**AIM OF THE TASK:** When you reach the line that contains "What data populates", set down that line and every one after it through the end of the records, exactly as written and with no pictures.
=== INPUT ===
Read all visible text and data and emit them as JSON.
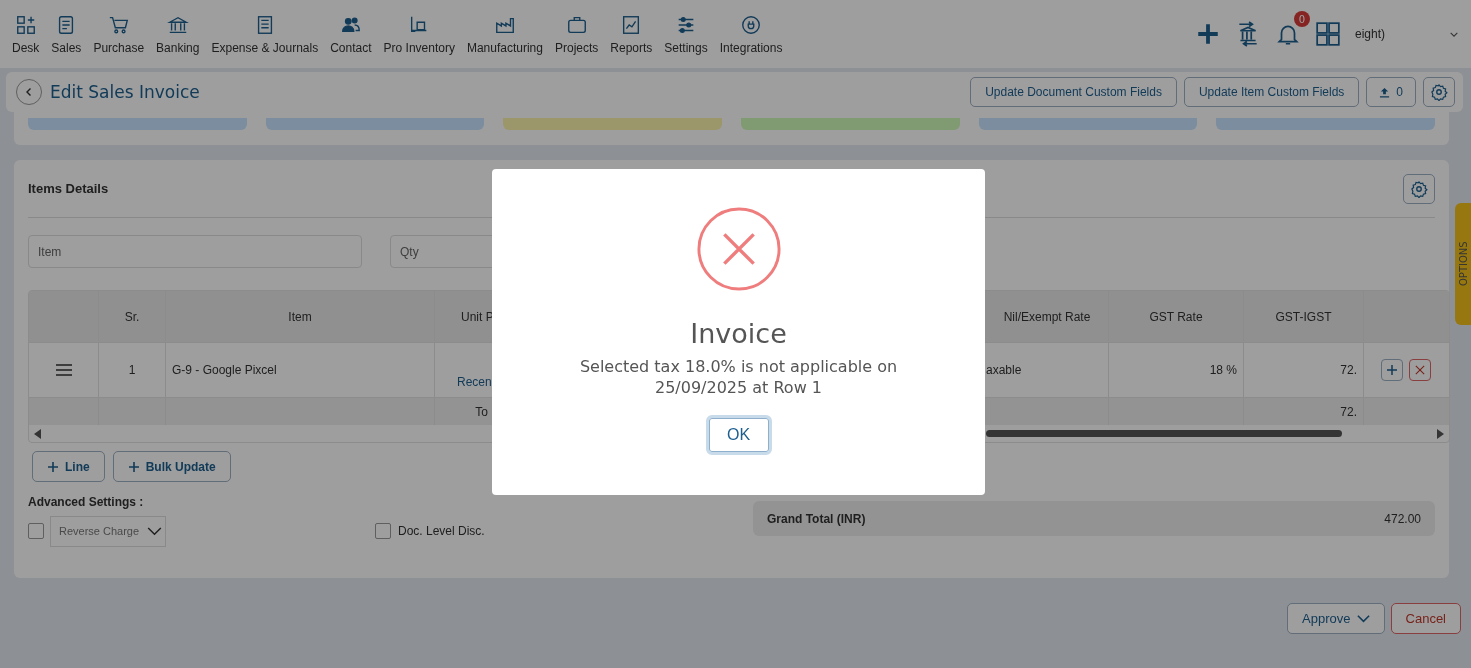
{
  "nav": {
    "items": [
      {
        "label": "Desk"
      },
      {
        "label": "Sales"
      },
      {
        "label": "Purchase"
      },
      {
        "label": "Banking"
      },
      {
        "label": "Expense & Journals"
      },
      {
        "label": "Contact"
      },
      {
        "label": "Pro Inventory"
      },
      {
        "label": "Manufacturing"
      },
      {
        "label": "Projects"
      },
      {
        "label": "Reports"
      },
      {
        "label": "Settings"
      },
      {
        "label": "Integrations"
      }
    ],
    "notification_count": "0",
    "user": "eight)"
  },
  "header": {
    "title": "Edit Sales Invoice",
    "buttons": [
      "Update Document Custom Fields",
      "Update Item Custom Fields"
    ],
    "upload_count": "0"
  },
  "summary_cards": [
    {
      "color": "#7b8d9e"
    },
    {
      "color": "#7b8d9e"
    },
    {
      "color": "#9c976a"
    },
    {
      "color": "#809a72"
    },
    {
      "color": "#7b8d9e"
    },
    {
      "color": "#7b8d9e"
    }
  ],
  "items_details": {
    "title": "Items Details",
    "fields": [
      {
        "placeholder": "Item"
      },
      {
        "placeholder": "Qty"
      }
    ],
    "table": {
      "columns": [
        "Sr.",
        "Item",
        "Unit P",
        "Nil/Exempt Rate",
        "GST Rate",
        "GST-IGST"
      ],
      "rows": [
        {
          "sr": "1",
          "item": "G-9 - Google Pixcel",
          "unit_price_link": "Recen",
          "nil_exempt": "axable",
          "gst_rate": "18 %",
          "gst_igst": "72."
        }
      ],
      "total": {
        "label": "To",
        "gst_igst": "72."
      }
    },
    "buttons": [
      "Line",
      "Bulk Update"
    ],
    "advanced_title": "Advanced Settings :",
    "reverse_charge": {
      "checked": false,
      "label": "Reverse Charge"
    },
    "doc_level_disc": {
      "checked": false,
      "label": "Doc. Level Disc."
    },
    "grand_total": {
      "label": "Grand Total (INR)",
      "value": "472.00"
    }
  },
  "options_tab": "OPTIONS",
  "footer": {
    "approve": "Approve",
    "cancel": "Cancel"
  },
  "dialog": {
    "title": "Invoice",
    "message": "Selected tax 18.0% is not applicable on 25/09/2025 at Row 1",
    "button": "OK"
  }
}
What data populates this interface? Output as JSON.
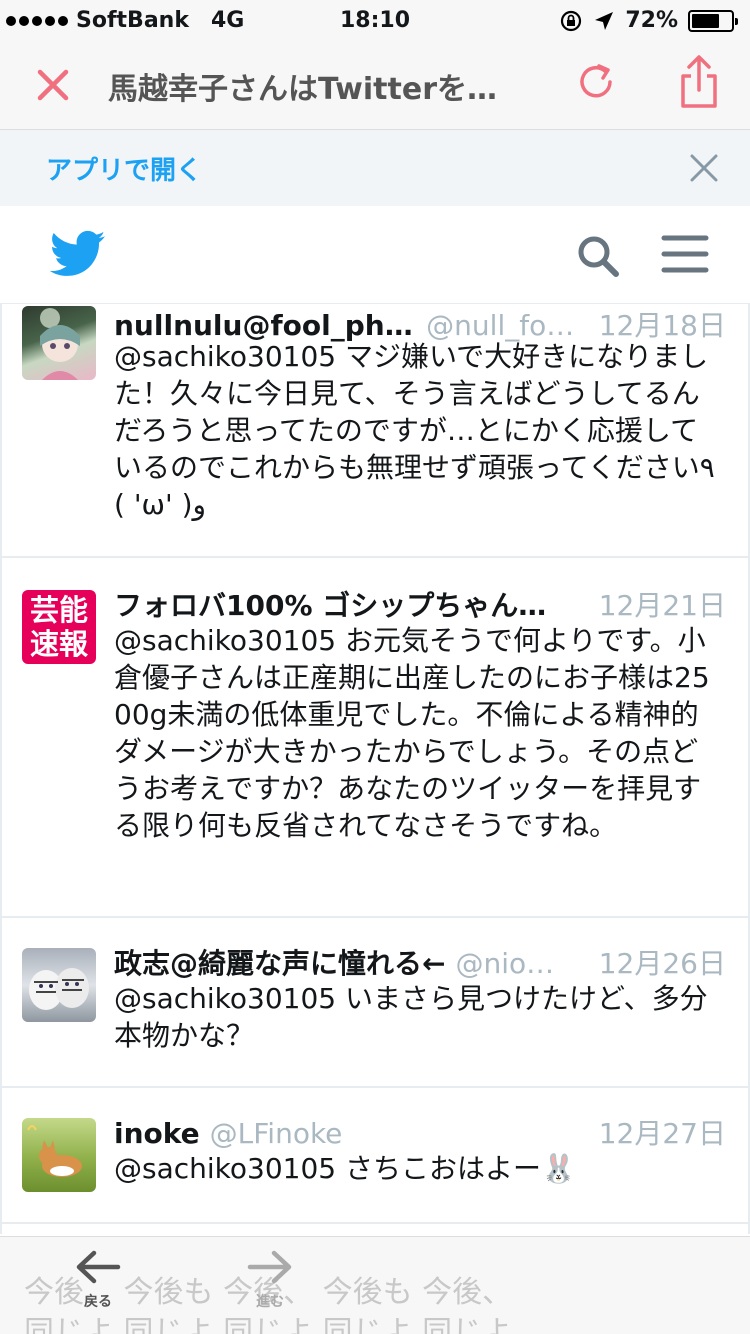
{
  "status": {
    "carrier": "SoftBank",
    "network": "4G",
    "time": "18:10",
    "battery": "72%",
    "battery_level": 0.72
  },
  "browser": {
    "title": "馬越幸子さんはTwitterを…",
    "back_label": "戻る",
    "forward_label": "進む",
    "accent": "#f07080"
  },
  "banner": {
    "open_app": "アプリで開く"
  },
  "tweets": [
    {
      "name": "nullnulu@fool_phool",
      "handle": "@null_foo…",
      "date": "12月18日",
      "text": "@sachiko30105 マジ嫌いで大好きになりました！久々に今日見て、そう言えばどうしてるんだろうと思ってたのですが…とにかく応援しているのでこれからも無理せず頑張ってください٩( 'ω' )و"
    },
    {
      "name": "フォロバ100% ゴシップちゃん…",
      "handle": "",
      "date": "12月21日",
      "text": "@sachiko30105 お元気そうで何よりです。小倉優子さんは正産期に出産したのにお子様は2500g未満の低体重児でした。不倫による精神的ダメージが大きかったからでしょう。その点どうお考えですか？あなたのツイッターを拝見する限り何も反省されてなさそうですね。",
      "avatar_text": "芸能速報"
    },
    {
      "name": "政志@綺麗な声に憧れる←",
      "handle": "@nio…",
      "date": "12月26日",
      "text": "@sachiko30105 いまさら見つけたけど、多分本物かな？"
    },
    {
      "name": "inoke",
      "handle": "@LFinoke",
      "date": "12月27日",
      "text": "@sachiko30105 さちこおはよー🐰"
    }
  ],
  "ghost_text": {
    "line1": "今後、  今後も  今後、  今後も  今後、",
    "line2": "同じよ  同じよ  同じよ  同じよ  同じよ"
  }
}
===
**SOLUTION:**
What data populates this interface? Output as JSON.
{
  "status": {
    "carrier": "SoftBank",
    "network": "4G",
    "time": "18:10",
    "battery": "72%",
    "battery_level": 0.72
  },
  "browser": {
    "title": "馬越幸子さんはTwitterを…",
    "back_label": "戻る",
    "forward_label": "進む",
    "accent": "#f07080"
  },
  "banner": {
    "open_app": "アプリで開く"
  },
  "tweets": [
    {
      "name": "nullnulu@fool_phool",
      "handle": "@null_foo…",
      "date": "12月18日",
      "text": "@sachiko30105 マジ嫌いで大好きになりました！久々に今日見て、そう言えばどうしてるんだろうと思ってたのですが…とにかく応援しているのでこれからも無理せず頑張ってください٩( 'ω' )و"
    },
    {
      "name": "フォロバ100% ゴシップちゃん…",
      "handle": "",
      "date": "12月21日",
      "text": "@sachiko30105 お元気そうで何よりです。小倉優子さんは正産期に出産したのにお子様は2500g未満の低体重児でした。不倫による精神的ダメージが大きかったからでしょう。その点どうお考えですか？あなたのツイッターを拝見する限り何も反省されてなさそうですね。",
      "avatar_text": "芸能速報"
    },
    {
      "name": "政志@綺麗な声に憧れる←",
      "handle": "@nio…",
      "date": "12月26日",
      "text": "@sachiko30105 いまさら見つけたけど、多分本物かな？"
    },
    {
      "name": "inoke",
      "handle": "@LFinoke",
      "date": "12月27日",
      "text": "@sachiko30105 さちこおはよー🐰"
    }
  ],
  "ghost_text": {
    "line1": "今後、  今後も  今後、  今後も  今後、",
    "line2": "同じよ  同じよ  同じよ  同じよ  同じよ"
  }
}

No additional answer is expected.